  • Nevada – legally all, except for the border town of West Wendover (near Utah), which observes the Mountain Time Zone. The towns of Jackpot, Jarbidge, Mountain City and Owyhee, although geographically within the Pacific Time Zone, locally observe the Mountain Time because of their proximity to and stronger connections with nearby towns in Idaho.[1]
  • Idaho Panhandle – the northern half of Idaho, north of the Salmon River.

The town of Hyder, Alaska, is officially in the Alaska Time Zone. However, most of the town observes the Pacific Time because of strong connections with nearby Stewart, British Columbia, which is in the Pacific Time Zone. The United States Post Office in Hyder strictly adheres to Alaska Time.


Main article: Time in Canada

In Canada, the Pacific Time Zone includes most of British Columbia (except for the Highway 95 corridor and portions around Tumbler Ridge, Fort St. John, Dawson Creek, Golden and Creston), all of Yukon and Tungsten, Northwest Territories.


Main article: Time in Mexico

In Mexico, the state of Baja California lies completely within the Pacific Time Zone.

Daylight time

Through 2006, the local time (PST, UTC−8) changed to daylight time (PDT, UTC−7) at 02:00 LST (local standard time) to 03:00 LDT (local daylight time) on the first Sunday in April, and returned at 02:00 LDT to 01:00 LST on the last Sunday in October.

Effective in the US in 2007 as a result of the Energy Policy Act of 2005, the local time changes from PST to PDT at 02:00 LST to 03:00 LDT on the second Sunday in March and the time returns at 02:00 LDT to 01:00 LST on the first Sunday in November.
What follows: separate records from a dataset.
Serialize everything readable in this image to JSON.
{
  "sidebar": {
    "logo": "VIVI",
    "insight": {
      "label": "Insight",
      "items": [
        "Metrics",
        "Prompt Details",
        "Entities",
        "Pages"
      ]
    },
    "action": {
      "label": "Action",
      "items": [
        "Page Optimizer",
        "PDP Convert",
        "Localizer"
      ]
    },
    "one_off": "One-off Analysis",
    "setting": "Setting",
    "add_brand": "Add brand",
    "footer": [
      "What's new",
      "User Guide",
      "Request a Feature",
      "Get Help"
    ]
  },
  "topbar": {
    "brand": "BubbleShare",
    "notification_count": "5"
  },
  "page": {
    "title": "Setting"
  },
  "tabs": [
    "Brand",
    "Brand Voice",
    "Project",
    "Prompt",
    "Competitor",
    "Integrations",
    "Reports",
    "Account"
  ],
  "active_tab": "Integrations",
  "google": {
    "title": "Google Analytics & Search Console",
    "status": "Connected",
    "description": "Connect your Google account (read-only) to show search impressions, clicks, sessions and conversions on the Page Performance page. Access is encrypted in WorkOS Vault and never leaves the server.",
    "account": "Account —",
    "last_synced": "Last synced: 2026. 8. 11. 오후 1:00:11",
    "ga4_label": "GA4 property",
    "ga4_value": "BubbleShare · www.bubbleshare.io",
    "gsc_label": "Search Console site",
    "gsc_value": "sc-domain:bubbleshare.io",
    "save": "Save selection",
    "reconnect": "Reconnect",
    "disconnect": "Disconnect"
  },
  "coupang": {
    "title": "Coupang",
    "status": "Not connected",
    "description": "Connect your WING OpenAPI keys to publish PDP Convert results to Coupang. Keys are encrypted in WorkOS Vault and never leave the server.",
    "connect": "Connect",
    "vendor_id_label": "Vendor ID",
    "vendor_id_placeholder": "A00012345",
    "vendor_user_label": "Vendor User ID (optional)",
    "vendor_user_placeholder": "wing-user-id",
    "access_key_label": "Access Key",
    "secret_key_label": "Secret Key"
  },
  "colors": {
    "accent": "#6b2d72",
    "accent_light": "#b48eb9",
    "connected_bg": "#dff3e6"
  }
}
The Canadian provinces and territories that use daylight time each adopted these dates between October 2005 and February 2007. In Mexico, beginning in 2010, the portion of the country in this time zone uses the extended dates, as do some other parts. The vast majority of Mexico, however, still uses the old dates.

See also


  1. ^ "Time Zone Exceptions and Oddities". Retrieved 2014-01-26.